Can The Pentagon Export Feminism To Saudi Arabia?

One of the

reasons
Osama bin Laden is said to hate the United
States is that ever since the Gulf War of 1991, we have
maintained military bases in his home country of Saudi
Arabia.  The bases are there to protect the Saudis
against aggressors like Iraq, but the presence of
infidels on the same soil that the Prophet once trod
apparently really burns in Osama`s bonnet.  Yet there
are other reasons why Muslims, by no means as cracked as
bin Laden, might not want Americans in their country.

One is that
these days an American military presence means women
soldiers, and women soldiers threaten the traditional
role of women in Saudi society.  Because of that culture
clash and the destabilization it could cause, the
Defense Department enforces a

rule
on American servicewomen stationed in Saudi
Arabia: Off the base, they have to wear the same
head-to-toe gown, called an abaya that Saudi women
wear.  They can`t drive cars, must sit in the back seat
of vehicles and must be escorted by a man at all times. 
It`s not quite up to Taliban standards, but it`s close
enough to give most Western women the willies.

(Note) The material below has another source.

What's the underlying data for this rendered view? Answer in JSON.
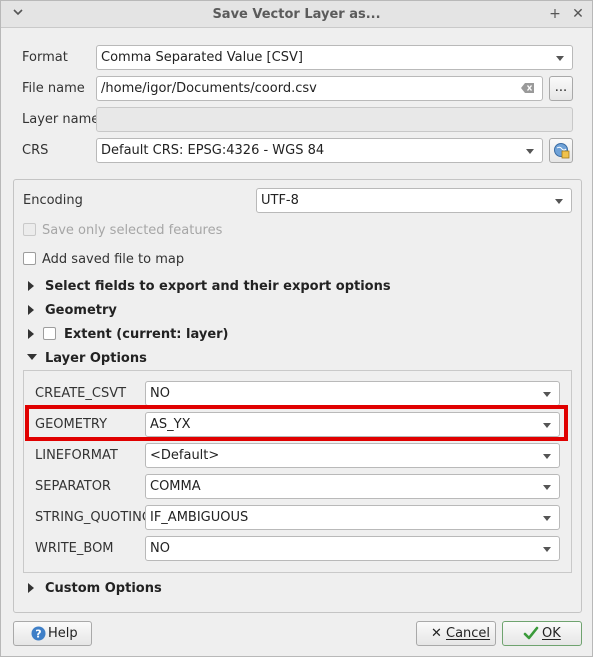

Now, the
Washington Post
reports glowingly, one woman is
challenging the Pentagon rule with a lawsuit claiming it
violates her constitutional rights.[read
original filing in PDF

here.
Air Force Lt. Col. Martha McSally
complains that the Pentagon`s rule "abandons our
American values that we all raised our right hand to die
for."

Indeed, she`s
gained a good deal of support, from conservatives like
Sen. Bob Smith of New Hampshire to Eleanor Smeal of the
Feminist Majority Foundation.  Miss Smeal simply
denounces the Pentagon policy as "gross discrimination,"
while Mr. Smith explains that "what makes this
particularly bizarre is that we are waging a war in
Afghanistan to remove those abayas, and the very
soldiers who are conducting that war have to cover up."
[The
Air Force Flier In the Ointment,

Washington Post, Jan 7, 2002 ]

Actually,
somebody should explain to Mr. Smith that the reason
we`re fighting a war in Afghanistan has absolutely
nothing to do with abolishing women`s dress codes; the
war has to do with the

late unpleasantness
of Sept. 11.  As for Col.
McSally, what "American values" did she think she was
swearing to die for when she signed up?

The reasons for
the rule aren`t really hard to find.  Its purpose is to
avoid offending deeply held Saudi religious and social
customs that most Saudis believe are ordained by God. 
Americans, men or women, military or civilian, are
guests in Saudi Arabia, and one rule of being a guest is
that you respect the practices your host demands.  The
Constitution, "human rights," and "American values" have
little to do with it.  It`s called common courtesy.

How would Sen.
Smith and the other Republican lawmakers supporting
abolition of the Pentagon rule like it if women from
primitive Polynesian cultures showed up here wearing the
attire, such as it is, customary in their societies? 
The ladies would find themselves in the slammer for
indecent exposure, and Mr. Smith would be the first to
turn the key on them.  The cliché that embalms this
particular American value in rhetorical amber is that
when in Rome, you do as the Romans do.  If you can`t or
won`t — well, you really don`t have to go to Rome at
all, do you?

Col. McSally may
have had to go to Saudi Arabia, but she didn`t have to
join the Air Force in the first place.  Maybe that`s yet
another reason we

shouldn`t have women in the military
anyway.  If the
United States is going to insist on being the global
policeman and on using women soldiers to do it, we can
expect to make ourselves very unwelcome in a lot more
non-Western cultures in the future.

What is
particularly funny about Col. McSally`s crusade is that
it`s really just part of the perennial self-appointed
U.S. mission to make the world safe for American
parochialism.  Usually that mission consists in
demanding hotels like Holiday Inn and food like what you
get at Burger King, but the equivalent of the Whopper in
political ideology is the very kind of

provincial feminism
straight from the boonies of
Manhattan that Col. McSally is peddling.

When the
Pentagon

rule is scrapped
, women like the Thoroughly Modern
Col. McSally can waltz around downtown Mecca and Riyadh
in their bikinis and tank-tops all they want.  When they
do, they may find themselves harassed, attacked and even
murdered in the streets by

Thoroughly Medieval Muslims
, and sooner or later
they and their allies back home will whine that American
soldiers just aren`t doing enough to protect the
"American values" they represent. 

It`s clear
enough why many Arabs besides Osama bin Laden don`t want
American troops in Saudi Arabia; it`s only Americans
like Col. McSally who can`t understand it.

Sam Francis webpage  

COPYRIGHT 2001 CREATORS
SYNDICATE, INC.

January 10, 2002